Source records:
========================================

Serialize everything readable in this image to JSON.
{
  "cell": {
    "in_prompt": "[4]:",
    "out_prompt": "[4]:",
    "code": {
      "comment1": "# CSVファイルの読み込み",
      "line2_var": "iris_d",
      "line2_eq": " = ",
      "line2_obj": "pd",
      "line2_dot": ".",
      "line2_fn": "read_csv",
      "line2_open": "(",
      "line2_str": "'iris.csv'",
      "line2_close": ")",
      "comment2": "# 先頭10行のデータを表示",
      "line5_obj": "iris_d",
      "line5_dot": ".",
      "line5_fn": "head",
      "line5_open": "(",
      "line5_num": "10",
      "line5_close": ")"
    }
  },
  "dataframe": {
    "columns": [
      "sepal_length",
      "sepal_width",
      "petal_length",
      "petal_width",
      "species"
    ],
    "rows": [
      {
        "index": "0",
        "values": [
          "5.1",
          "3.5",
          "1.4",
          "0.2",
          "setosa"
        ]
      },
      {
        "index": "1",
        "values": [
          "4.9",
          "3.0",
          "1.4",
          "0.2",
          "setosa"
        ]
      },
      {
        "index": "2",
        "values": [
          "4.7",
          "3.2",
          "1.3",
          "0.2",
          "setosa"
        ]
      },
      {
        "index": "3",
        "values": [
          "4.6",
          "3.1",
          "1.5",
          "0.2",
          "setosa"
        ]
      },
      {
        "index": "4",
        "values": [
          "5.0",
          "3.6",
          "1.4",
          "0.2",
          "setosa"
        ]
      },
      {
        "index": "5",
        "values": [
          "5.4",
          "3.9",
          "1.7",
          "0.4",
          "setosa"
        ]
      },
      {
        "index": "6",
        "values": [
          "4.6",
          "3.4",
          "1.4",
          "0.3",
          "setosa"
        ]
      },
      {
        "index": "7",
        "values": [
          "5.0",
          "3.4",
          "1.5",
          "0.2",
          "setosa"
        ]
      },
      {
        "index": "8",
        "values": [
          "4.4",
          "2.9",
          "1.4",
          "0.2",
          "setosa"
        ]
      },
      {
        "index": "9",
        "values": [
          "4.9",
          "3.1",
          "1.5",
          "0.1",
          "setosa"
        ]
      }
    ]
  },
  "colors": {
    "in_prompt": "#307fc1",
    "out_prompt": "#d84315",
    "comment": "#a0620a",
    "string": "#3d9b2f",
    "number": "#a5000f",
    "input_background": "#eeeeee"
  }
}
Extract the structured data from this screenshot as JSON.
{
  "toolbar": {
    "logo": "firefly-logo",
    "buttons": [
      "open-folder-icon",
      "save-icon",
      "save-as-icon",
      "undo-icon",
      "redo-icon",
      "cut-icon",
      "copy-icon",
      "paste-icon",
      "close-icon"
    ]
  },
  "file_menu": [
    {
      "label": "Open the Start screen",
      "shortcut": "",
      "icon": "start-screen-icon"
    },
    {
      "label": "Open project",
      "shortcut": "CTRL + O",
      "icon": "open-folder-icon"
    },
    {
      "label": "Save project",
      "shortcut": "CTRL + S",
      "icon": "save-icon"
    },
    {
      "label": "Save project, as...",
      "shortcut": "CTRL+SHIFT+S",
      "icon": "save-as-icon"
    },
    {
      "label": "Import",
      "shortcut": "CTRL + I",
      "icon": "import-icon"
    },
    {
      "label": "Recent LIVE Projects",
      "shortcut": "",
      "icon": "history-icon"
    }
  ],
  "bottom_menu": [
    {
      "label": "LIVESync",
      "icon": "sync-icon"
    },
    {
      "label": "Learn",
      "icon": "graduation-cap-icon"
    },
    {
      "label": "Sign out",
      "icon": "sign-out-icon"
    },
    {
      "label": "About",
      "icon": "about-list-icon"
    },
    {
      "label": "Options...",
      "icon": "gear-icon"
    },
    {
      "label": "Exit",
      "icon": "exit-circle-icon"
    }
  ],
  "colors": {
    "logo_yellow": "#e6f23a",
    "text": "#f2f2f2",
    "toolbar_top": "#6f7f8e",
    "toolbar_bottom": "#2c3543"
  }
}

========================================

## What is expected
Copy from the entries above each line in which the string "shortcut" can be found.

## Written reply
      "shortcut": "",
      "shortcut": "CTRL + O",
      "shortcut": "CTRL + S",
      "shortcut": "CTRL+SHIFT+S",
      "shortcut": "CTRL + I",
      "shortcut": "",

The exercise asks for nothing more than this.